Sept. 30, 2019
Olympian-turned-instructor wins two teaching awards
Cari Din encourages her kinesiology students to challenge their own thinking
With her mother, both grandmothers and a great grandmother all teachers, it’s likely no surprise that Dr. Cari Din, PhD, ended up in front of a class, too. But the instructor in the Faculty of Kinesiology, who has just won both a University of Calgary Teaching Award and a Student’s Union Teaching Excellence award, didn’t start out teaching.

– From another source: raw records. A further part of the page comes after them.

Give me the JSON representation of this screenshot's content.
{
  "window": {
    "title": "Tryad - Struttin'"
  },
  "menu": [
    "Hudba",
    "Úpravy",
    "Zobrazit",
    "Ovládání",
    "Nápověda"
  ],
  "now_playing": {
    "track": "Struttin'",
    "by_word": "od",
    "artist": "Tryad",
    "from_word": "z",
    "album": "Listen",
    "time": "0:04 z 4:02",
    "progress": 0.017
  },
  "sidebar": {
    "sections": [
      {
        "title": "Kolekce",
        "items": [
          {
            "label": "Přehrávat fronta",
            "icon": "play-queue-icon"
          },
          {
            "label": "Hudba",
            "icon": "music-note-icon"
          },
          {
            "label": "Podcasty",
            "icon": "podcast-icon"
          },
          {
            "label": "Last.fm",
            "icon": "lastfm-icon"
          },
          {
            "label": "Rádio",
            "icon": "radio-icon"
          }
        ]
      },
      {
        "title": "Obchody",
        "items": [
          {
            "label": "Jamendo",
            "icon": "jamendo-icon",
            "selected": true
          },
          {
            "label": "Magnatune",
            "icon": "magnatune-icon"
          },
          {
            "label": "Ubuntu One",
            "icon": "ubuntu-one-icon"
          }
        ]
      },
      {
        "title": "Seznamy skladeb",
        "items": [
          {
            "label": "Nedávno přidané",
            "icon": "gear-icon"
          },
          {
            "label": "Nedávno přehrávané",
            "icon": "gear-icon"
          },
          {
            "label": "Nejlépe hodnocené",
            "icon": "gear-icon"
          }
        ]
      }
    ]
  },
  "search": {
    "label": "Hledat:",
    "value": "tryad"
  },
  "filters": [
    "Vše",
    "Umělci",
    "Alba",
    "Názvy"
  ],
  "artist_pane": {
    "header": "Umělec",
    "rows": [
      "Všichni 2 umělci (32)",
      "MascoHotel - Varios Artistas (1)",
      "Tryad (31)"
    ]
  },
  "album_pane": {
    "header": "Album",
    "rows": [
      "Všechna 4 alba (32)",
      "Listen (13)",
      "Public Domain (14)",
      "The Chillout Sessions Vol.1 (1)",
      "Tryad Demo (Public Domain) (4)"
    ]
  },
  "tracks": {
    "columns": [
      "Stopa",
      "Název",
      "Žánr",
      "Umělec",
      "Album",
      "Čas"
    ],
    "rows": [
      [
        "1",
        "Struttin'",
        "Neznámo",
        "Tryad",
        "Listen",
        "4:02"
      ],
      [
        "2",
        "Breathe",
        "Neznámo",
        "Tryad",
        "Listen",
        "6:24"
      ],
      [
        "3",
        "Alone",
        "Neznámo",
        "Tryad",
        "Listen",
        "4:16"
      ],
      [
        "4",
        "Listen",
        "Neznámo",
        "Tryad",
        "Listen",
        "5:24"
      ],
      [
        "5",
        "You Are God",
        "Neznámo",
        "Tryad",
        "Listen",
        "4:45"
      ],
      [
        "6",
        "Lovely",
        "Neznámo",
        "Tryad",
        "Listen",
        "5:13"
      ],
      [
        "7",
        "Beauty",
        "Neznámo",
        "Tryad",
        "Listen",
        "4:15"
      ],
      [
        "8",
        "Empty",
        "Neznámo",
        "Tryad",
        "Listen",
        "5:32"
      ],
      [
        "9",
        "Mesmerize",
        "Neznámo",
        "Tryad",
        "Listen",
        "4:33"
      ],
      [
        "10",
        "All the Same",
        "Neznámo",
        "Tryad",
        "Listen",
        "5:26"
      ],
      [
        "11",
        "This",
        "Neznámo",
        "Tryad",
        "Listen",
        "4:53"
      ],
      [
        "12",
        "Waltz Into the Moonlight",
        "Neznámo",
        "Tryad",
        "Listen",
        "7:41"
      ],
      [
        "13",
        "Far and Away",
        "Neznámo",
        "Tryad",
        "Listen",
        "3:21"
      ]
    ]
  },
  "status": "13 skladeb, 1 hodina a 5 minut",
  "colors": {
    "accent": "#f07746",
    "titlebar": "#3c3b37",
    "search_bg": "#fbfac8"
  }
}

“I didn’t take a traditional path at all,” says Din, who became a full-time faculty member last summer. “I am a late bloomer in everything. What’s beautiful is I never knew that this is where I was going to be. I don’t have an education undergrad and I keep stumbling toward whatever it is I am supposed to become.”
Din was an athlete, winning a silver medal in the 1996 Summer Olympics in Atlanta in synchronized swimming (now known as artistic swimming).
“My mom was a phys-ed teacher and she put me into synchronized swimming. I didn’t know what it was but she thought it was a good fit, and it was,” says Din. “I tried it when I was eight. I was terrible but I did it once or twice a week in Grade 3 and then in Grade 4 I was hooked.” As a teenager she started coaching the sport and coached part-time for more than 20 years, including a stint with the Dinos artistic swimming team.
In 2009, Din started teaching at the university as a sessional instructor. Moving from the pool deck to the classroom wasn’t a giant leap. “For me, my best teaching looks like my best coaching and when I was coaching full time my best coaching looked like teaching,” she says. “Building a relationship with an athlete is the beginning of them finding their potential and I would say it’s the same with a student.”
Din encourages students to draw on their personal experiences and she gently challenges them on their thinking. “Cari's class taught me how to be an effective critical thinker,” says Emma Partridge, a fourth-year student who took two leadership courses with Din when she was a sessional instructor. Partridge became a “more confident and powerful writer” and her grades improved in other classes.
“I was better able to understand, analyze and reflect on the material being taught to me,” she says. “I feel as though Cari's class has set me up for real-world success beyond the academic world.”
Din is thrilled to receive the UCalgary Teaching Award, an honour that includes her in the Teaching Academy, a community of practice at the Taylor Institute for Teaching and Learning. “It’s a magnificent centre; it’s an incredible space and place that values teaching,” she says. Din is also chuffed to win a third SU award. “It doesn’t get old.”
Good teaching is all about connecting with students, she says: “We get the voice at the front of the room so how do you make sure that people feel welcome and included but also challenged — that’s what a learning environment looks like.”
The University of Calgary Teaching Awards recognize and celebrate outstanding contributions to teaching and learning. There are 13 diverse award categories that recognize teaching excellence in diverse learning contexts by individuals and groups. The nomination deadline is Jan. 23, 2020. The Taylor Institute for Teaching and Learning offers nomination support workshops starting in November. Visit the Taylor Institute calendar for more information.